Another phenomenal consequence and legacy of the period of reconstruction of civil rights movement was the mass bus boycott, which started on December 5th. The boycott started as a reaction to the arrest of Mrs. Rosa Parks, a black woman, who was arrested for refusing to hand over her seat to a white. This prejudice blew the minds of blacks as it was the first time in history a black was arrested and charged for flouting segregation laws. With the effective leadership of Martin Luther King, the boycott achieved a hundred percent success in the south, and soon the government realized the urgency to abolish segregation laws. The Supreme Court followed the soot and abolished segregation laws and, further, compelled Alabama who was adamant to follow the regulation of the court to abolish all bus segregation laws (William, 1969).

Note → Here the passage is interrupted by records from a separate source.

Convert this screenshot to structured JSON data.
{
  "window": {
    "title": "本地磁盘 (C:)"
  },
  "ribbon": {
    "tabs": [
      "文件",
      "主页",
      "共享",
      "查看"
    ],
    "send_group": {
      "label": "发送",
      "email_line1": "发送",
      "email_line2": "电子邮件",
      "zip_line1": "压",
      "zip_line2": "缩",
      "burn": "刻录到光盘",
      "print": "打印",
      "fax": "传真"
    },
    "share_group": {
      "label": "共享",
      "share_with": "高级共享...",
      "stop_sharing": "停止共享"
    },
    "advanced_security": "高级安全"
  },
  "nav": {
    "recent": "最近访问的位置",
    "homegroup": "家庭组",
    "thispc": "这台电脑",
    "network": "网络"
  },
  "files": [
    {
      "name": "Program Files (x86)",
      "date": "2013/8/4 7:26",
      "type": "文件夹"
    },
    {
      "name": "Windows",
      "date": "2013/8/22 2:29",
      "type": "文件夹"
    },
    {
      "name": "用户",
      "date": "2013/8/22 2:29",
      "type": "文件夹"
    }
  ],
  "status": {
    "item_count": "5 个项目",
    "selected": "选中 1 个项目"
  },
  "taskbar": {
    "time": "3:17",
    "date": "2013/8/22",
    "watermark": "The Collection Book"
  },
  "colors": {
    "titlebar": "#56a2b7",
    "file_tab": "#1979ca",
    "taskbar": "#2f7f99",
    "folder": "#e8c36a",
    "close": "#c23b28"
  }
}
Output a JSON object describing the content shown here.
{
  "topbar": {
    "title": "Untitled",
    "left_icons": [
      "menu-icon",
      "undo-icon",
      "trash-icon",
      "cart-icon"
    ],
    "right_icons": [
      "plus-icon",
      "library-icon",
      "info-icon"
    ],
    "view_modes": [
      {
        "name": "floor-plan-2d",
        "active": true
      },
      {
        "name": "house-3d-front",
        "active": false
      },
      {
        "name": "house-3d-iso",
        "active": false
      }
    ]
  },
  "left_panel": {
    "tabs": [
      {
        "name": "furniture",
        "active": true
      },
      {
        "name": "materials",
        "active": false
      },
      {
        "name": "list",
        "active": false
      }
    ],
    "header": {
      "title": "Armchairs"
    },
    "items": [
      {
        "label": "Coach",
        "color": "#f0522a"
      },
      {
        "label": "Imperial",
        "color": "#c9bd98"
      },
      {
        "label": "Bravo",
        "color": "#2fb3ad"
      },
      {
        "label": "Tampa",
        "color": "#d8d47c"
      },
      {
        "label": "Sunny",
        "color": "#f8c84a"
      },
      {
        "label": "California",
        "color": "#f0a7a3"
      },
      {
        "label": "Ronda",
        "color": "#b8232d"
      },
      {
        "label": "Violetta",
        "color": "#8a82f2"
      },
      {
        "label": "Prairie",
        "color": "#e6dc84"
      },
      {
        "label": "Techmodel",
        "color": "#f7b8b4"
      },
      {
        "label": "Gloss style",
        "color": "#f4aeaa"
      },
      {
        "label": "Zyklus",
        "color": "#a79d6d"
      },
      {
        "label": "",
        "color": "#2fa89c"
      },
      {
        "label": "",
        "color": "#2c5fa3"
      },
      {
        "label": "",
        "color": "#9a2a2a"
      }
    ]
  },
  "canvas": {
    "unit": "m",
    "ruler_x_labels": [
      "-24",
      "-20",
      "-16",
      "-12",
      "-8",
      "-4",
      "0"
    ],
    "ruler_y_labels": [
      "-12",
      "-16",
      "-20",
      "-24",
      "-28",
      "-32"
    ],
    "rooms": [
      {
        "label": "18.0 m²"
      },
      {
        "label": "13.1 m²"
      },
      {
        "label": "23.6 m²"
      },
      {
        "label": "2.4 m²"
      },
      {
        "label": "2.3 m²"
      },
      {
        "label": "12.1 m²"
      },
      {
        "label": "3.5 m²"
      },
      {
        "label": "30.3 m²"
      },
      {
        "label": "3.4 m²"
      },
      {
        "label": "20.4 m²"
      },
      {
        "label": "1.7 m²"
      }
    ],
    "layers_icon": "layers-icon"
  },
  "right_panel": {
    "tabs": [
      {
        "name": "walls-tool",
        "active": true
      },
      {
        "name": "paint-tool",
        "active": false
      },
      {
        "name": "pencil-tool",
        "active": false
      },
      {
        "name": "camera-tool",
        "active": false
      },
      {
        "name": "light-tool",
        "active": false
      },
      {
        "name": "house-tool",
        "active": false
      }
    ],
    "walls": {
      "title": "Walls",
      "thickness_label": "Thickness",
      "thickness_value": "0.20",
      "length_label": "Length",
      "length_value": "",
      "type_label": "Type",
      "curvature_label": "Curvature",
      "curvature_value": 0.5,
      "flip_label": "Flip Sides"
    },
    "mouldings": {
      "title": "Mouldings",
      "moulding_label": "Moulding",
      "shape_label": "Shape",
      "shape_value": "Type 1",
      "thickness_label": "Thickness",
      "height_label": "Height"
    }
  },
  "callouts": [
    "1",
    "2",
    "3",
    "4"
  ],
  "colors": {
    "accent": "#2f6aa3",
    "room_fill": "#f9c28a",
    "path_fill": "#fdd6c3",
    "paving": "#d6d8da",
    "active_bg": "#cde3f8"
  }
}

The period of 1950s marked a resurgence and countenance of the period of reconstruction. The countenance was perfectly illustrated by the famous Ku Klux Klan, which was out to derail any progress of racial inclusion. After World War II, it is to be remembered that civil rights movements became intense and pursued their missions with a lot of determination than ever. The black soldiers who took part in the war wanted more rights than they had before. Nevertheless, the KKK, which was vocal in protecting the white supremacy never wanted anything with recognition of race equality, and resorted to carrying out serious suicide bombings to intimidate blacks and scare whites who were beginning to show some sympathy for the blacks. The countenance of reconstruction happened in that there was no space enough for the second KKK to carry its activities as the first Klan. Therefore, led by Dr. Samuel Green of Georgia, the Klan tried its best level to stop black supremacy but it was too late (Chalmers, 1965).